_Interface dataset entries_
________________________

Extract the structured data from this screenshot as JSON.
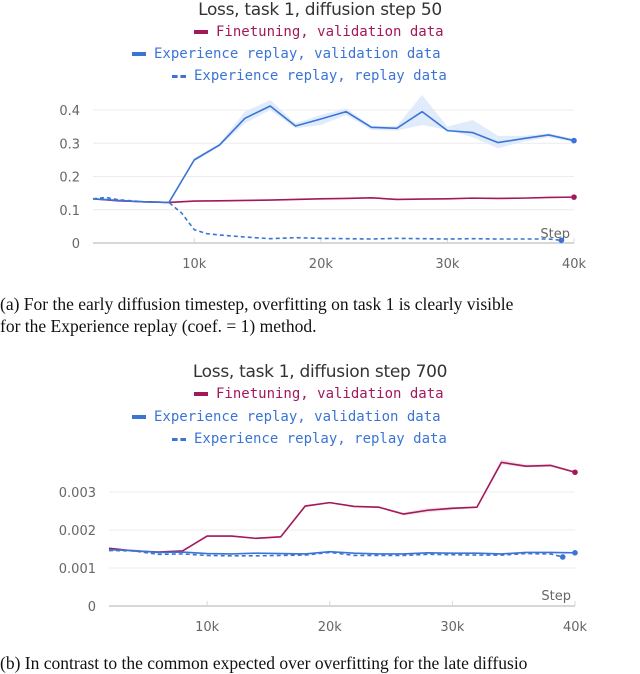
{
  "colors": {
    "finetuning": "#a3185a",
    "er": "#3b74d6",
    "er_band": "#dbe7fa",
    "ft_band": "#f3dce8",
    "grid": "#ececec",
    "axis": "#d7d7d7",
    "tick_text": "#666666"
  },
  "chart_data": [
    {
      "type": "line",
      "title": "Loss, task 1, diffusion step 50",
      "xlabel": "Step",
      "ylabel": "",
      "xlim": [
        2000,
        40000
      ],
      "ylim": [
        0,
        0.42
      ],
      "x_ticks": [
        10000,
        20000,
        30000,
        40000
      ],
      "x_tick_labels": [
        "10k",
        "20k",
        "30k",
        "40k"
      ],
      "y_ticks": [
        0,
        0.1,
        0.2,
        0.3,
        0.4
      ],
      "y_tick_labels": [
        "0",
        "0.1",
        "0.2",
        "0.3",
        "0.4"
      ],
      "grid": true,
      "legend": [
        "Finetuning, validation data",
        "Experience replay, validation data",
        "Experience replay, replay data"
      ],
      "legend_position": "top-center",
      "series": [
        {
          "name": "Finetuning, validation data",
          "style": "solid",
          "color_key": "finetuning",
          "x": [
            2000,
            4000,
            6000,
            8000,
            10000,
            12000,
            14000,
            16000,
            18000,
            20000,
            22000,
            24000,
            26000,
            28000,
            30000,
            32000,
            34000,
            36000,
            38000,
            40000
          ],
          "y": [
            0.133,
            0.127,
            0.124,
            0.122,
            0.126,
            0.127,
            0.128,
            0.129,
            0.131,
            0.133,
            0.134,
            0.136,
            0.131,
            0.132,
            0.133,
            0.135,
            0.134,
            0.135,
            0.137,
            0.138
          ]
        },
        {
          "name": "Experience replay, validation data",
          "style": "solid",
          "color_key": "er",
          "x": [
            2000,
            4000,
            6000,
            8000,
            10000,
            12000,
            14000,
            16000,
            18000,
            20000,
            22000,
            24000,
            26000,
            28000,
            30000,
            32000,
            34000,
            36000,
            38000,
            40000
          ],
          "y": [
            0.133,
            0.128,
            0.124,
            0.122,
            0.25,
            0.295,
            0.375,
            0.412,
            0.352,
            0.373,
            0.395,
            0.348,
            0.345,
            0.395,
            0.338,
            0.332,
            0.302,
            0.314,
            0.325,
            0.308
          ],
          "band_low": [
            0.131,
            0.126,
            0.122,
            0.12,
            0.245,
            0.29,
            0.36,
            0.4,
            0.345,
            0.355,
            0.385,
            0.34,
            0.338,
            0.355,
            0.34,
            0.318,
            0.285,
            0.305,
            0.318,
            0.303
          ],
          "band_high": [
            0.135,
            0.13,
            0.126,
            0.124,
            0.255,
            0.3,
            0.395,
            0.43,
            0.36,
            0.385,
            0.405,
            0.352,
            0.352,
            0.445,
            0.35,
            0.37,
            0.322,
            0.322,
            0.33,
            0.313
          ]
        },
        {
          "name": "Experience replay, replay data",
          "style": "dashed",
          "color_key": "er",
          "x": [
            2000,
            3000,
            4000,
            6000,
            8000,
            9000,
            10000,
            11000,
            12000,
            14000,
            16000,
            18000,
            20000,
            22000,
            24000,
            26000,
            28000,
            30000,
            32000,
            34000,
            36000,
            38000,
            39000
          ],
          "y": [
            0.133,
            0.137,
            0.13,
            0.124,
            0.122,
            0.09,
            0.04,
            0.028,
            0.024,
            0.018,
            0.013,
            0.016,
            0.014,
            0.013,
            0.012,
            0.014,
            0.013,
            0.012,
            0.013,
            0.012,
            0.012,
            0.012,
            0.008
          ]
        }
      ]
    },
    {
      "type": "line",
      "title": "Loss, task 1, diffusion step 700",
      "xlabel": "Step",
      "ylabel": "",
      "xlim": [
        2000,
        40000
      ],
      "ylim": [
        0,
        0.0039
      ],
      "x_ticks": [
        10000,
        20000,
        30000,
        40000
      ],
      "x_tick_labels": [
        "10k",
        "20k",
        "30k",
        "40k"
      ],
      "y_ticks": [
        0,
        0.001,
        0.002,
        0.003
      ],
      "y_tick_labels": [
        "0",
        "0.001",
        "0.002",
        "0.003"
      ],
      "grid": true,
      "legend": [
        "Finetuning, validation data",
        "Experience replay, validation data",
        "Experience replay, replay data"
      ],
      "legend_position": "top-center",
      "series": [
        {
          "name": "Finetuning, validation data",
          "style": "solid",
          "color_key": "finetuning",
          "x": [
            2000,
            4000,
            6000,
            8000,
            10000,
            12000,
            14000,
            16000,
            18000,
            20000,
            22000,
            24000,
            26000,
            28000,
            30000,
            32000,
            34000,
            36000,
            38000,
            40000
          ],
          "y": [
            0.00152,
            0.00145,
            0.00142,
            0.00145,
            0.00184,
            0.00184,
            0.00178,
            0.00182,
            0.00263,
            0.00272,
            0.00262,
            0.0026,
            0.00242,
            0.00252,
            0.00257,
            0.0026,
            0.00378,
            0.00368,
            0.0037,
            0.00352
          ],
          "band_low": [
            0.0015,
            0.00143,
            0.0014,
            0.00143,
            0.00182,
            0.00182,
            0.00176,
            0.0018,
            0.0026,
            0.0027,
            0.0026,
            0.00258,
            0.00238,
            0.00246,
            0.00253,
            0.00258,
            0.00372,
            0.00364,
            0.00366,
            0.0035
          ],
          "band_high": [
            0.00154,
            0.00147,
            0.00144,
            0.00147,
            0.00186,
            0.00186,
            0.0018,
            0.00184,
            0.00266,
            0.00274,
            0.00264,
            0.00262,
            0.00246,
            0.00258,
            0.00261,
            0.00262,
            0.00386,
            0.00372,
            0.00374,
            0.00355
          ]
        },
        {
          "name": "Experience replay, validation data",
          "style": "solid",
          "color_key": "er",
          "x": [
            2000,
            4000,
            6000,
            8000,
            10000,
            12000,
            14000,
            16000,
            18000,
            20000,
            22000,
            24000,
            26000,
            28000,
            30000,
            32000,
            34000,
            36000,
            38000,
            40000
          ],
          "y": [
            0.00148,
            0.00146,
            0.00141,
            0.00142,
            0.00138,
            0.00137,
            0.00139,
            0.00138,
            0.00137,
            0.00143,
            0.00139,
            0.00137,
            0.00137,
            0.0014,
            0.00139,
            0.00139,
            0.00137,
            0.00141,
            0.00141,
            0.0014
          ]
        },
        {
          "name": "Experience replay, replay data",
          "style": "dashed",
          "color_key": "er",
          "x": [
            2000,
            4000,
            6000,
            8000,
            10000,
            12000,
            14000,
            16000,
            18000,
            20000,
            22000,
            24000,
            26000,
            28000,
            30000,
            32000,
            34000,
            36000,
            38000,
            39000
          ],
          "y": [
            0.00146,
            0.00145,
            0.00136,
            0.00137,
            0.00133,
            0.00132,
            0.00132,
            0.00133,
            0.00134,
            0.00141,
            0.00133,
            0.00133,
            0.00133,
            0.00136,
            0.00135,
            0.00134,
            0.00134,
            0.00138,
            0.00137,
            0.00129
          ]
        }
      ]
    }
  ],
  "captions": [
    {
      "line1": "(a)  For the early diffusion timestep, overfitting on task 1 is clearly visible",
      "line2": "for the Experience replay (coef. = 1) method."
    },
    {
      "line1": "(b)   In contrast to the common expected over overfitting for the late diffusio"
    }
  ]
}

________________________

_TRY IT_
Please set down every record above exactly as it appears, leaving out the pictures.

_OUTPUT_
Extract the structured data from this screenshot as JSON.
{
  "colors": {
    "finetuning": "#a3185a",
    "er": "#3b74d6",
    "er_band": "#dbe7fa",
    "ft_band": "#f3dce8",
    "grid": "#ececec",
    "axis": "#d7d7d7",
    "tick_text": "#666666"
  },
  "chart_data": [
    {
      "type": "line",
      "title": "Loss, task 1, diffusion step 50",
      "xlabel": "Step",
      "ylabel": "",
      "xlim": [
        2000,
        40000
      ],
      "ylim": [
        0,
        0.42
      ],
      "x_ticks": [
        10000,
        20000,
        30000,
        40000
      ],
      "x_tick_labels": [
        "10k",
        "20k",
        "30k",
        "40k"
      ],
      "y_ticks": [
        0,
        0.1,
        0.2,
        0.3,
        0.4
      ],
      "y_tick_labels": [
        "0",
        "0.1",
        "0.2",
        "0.3",
        "0.4"
      ],
      "grid": true,
      "legend": [
        "Finetuning, validation data",
        "Experience replay, validation data",
        "Experience replay, replay data"
      ],
      "legend_position": "top-center",
      "series": [
        {
          "name": "Finetuning, validation data",
          "style": "solid",
          "color_key": "finetuning",
          "x": [
            2000,
            4000,
            6000,
            8000,
            10000,
            12000,
            14000,
            16000,
            18000,
            20000,
            22000,
            24000,
            26000,
            28000,
            30000,
            32000,
            34000,
            36000,
            38000,
            40000
          ],
          "y": [
            0.133,
            0.127,
            0.124,
            0.122,
            0.126,
            0.127,
            0.128,
            0.129,
            0.131,
            0.133,
            0.134,
            0.136,
            0.131,
            0.132,
            0.133,
            0.135,
            0.134,
            0.135,
            0.137,
            0.138
          ]
        },
        {
          "name": "Experience replay, validation data",
          "style": "solid",
          "color_key": "er",
          "x": [
            2000,
            4000,
            6000,
            8000,
            10000,
            12000,
            14000,
            16000,
            18000,
            20000,
            22000,
            24000,
            26000,
            28000,
            30000,
            32000,
            34000,
            36000,
            38000,
            40000
          ],
          "y": [
            0.133,
            0.128,
            0.124,
            0.122,
            0.25,
            0.295,
            0.375,
            0.412,
            0.352,
            0.373,
            0.395,
            0.348,
            0.345,
            0.395,
            0.338,
            0.332,
            0.302,
            0.314,
            0.325,
            0.308
          ],
          "band_low": [
            0.131,
            0.126,
            0.122,
            0.12,
            0.245,
            0.29,
            0.36,
            0.4,
            0.345,
            0.355,
            0.385,
            0.34,
            0.338,
            0.355,
            0.34,
            0.318,
            0.285,
            0.305,
            0.318,
            0.303
          ],
          "band_high": [
            0.135,
            0.13,
            0.126,
            0.124,
            0.255,
            0.3,
            0.395,
            0.43,
            0.36,
            0.385,
            0.405,
            0.352,
            0.352,
            0.445,
            0.35,
            0.37,
            0.322,
            0.322,
            0.33,
            0.313
          ]
        },
        {
          "name": "Experience replay, replay data",
          "style": "dashed",
          "color_key": "er",
          "x": [
            2000,
            3000,
            4000,
            6000,
            8000,
            9000,
            10000,
            11000,
            12000,
            14000,
            16000,
            18000,
            20000,
            22000,
            24000,
            26000,
            28000,
            30000,
            32000,
            34000,
            36000,
            38000,
            39000
          ],
          "y": [
            0.133,
            0.137,
            0.13,
            0.124,
            0.122,
            0.09,
            0.04,
            0.028,
            0.024,
            0.018,
            0.013,
            0.016,
            0.014,
            0.013,
            0.012,
            0.014,
            0.013,
            0.012,
            0.013,
            0.012,
            0.012,
            0.012,
            0.008
          ]
        }
      ]
    },
    {
      "type": "line",
      "title": "Loss, task 1, diffusion step 700",
      "xlabel": "Step",
      "ylabel": "",
      "xlim": [
        2000,
        40000
      ],
      "ylim": [
        0,
        0.0039
      ],
      "x_ticks": [
        10000,
        20000,
        30000,
        40000
      ],
      "x_tick_labels": [
        "10k",
        "20k",
        "30k",
        "40k"
      ],
      "y_ticks": [
        0,
        0.001,
        0.002,
        0.003
      ],
      "y_tick_labels": [
        "0",
        "0.001",
        "0.002",
        "0.003"
      ],
      "grid": true,
      "legend": [
        "Finetuning, validation data",
        "Experience replay, validation data",
        "Experience replay, replay data"
      ],
      "legend_position": "top-center",
      "series": [
        {
          "name": "Finetuning, validation data",
          "style": "solid",
          "color_key": "finetuning",
          "x": [
            2000,
            4000,
            6000,
            8000,
            10000,
            12000,
            14000,
            16000,
            18000,
            20000,
            22000,
            24000,
            26000,
            28000,
            30000,
            32000,
            34000,
            36000,
            38000,
            40000
          ],
          "y": [
            0.00152,
            0.00145,
            0.00142,
            0.00145,
            0.00184,
            0.00184,
            0.00178,
            0.00182,
            0.00263,
            0.00272,
            0.00262,
            0.0026,
            0.00242,
            0.00252,
            0.00257,
            0.0026,
            0.00378,
            0.00368,
            0.0037,
            0.00352
          ],
          "band_low": [
            0.0015,
            0.00143,
            0.0014,
            0.00143,
            0.00182,
            0.00182,
            0.00176,
            0.0018,
            0.0026,
            0.0027,
            0.0026,
            0.00258,
            0.00238,
            0.00246,
            0.00253,
            0.00258,
            0.00372,
            0.00364,
            0.00366,
            0.0035
          ],
          "band_high": [
            0.00154,
            0.00147,
            0.00144,
            0.00147,
            0.00186,
            0.00186,
            0.0018,
            0.00184,
            0.00266,
            0.00274,
            0.00264,
            0.00262,
            0.00246,
            0.00258,
            0.00261,
            0.00262,
            0.00386,
            0.00372,
            0.00374,
            0.00355
          ]
        },
        {
          "name": "Experience replay, validation data",
          "style": "solid",
          "color_key": "er",
          "x": [
            2000,
            4000,
            6000,
            8000,
            10000,
            12000,
            14000,
            16000,
            18000,
            20000,
            22000,
            24000,
            26000,
            28000,
            30000,
            32000,
            34000,
            36000,
            38000,
            40000
          ],
          "y": [
            0.00148,
            0.00146,
            0.00141,
            0.00142,
            0.00138,
            0.00137,
            0.00139,
            0.00138,
            0.00137,
            0.00143,
            0.00139,
            0.00137,
            0.00137,
            0.0014,
            0.00139,
            0.00139,
            0.00137,
            0.00141,
            0.00141,
            0.0014
          ]
        },
        {
          "name": "Experience replay, replay data",
          "style": "dashed",
          "color_key": "er",
          "x": [
            2000,
            4000,
            6000,
            8000,
            10000,
            12000,
            14000,
            16000,
            18000,
            20000,
            22000,
            24000,
            26000,
            28000,
            30000,
            32000,
            34000,
            36000,
            38000,
            39000
          ],
          "y": [
            0.00146,
            0.00145,
            0.00136,
            0.00137,
            0.00133,
            0.00132,
            0.00132,
            0.00133,
            0.00134,
            0.00141,
            0.00133,
            0.00133,
            0.00133,
            0.00136,
            0.00135,
            0.00134,
            0.00134,
            0.00138,
            0.00137,
            0.00129
          ]
        }
      ]
    }
  ],
  "captions": [
    {
      "line1": "(a)  For the early diffusion timestep, overfitting on task 1 is clearly visible",
      "line2": "for the Experience replay (coef. = 1) method."
    },
    {
      "line1": "(b)   In contrast to the common expected over overfitting for the late diffusio"
    }
  ]
}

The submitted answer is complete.